_Problem to solve_
Output all of the records word for word and drop the images.

────────────────────

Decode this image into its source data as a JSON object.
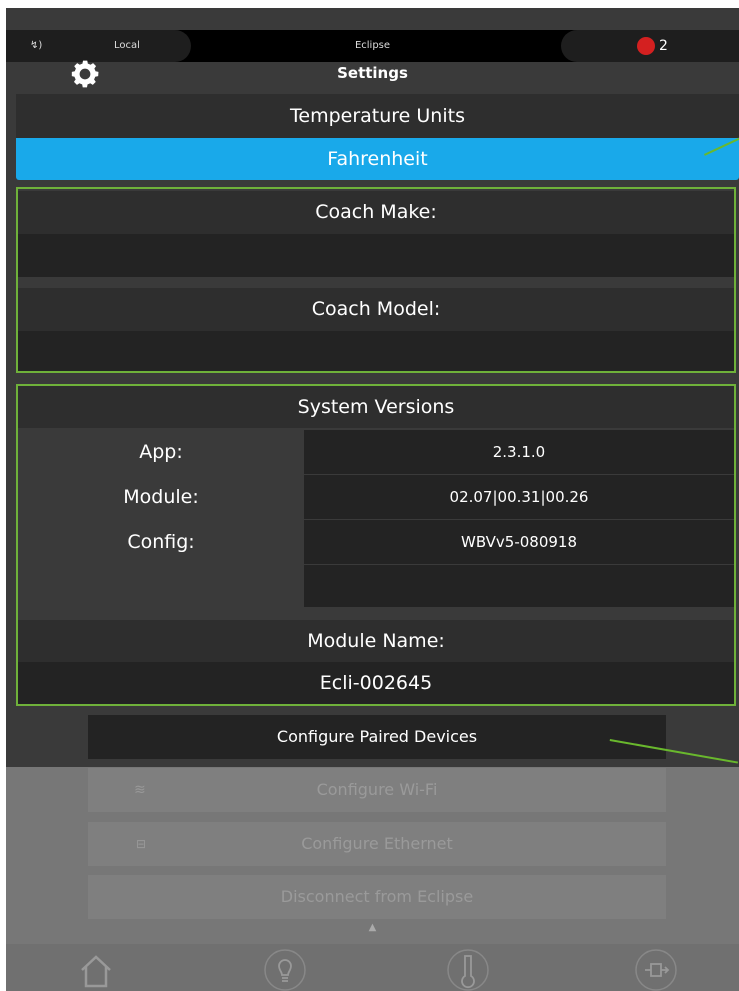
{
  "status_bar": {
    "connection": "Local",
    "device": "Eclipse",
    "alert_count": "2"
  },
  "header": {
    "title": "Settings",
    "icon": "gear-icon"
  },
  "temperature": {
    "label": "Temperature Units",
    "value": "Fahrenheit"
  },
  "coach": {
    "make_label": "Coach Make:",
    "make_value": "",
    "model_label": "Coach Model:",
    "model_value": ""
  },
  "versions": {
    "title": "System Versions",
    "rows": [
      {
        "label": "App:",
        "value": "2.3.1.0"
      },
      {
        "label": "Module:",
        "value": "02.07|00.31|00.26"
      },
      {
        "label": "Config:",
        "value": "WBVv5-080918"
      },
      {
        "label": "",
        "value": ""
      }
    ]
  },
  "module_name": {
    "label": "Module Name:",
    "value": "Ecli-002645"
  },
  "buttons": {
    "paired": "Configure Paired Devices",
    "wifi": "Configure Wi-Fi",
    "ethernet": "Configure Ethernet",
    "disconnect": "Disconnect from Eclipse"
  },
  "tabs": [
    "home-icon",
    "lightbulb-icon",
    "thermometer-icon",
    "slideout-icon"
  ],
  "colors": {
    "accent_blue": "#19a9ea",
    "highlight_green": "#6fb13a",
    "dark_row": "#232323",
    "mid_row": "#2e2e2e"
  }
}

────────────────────

_Response below_
Decode this image into its source data as a JSON object.
{
  "status_bar": {
    "connection": "Local",
    "device": "Eclipse",
    "alert_count": "2"
  },
  "header": {
    "title": "Settings",
    "icon": "gear-icon"
  },
  "temperature": {
    "label": "Temperature Units",
    "value": "Fahrenheit"
  },
  "coach": {
    "make_label": "Coach Make:",
    "make_value": "",
    "model_label": "Coach Model:",
    "model_value": ""
  },
  "versions": {
    "title": "System Versions",
    "rows": [
      {
        "label": "App:",
        "value": "2.3.1.0"
      },
      {
        "label": "Module:",
        "value": "02.07|00.31|00.26"
      },
      {
        "label": "Config:",
        "value": "WBVv5-080918"
      },
      {
        "label": "",
        "value": ""
      }
    ]
  },
  "module_name": {
    "label": "Module Name:",
    "value": "Ecli-002645"
  },
  "buttons": {
    "paired": "Configure Paired Devices",
    "wifi": "Configure Wi-Fi",
    "ethernet": "Configure Ethernet",
    "disconnect": "Disconnect from Eclipse"
  },
  "tabs": [
    "home-icon",
    "lightbulb-icon",
    "thermometer-icon",
    "slideout-icon"
  ],
  "colors": {
    "accent_blue": "#19a9ea",
    "highlight_green": "#6fb13a",
    "dark_row": "#232323",
    "mid_row": "#2e2e2e"
  }
}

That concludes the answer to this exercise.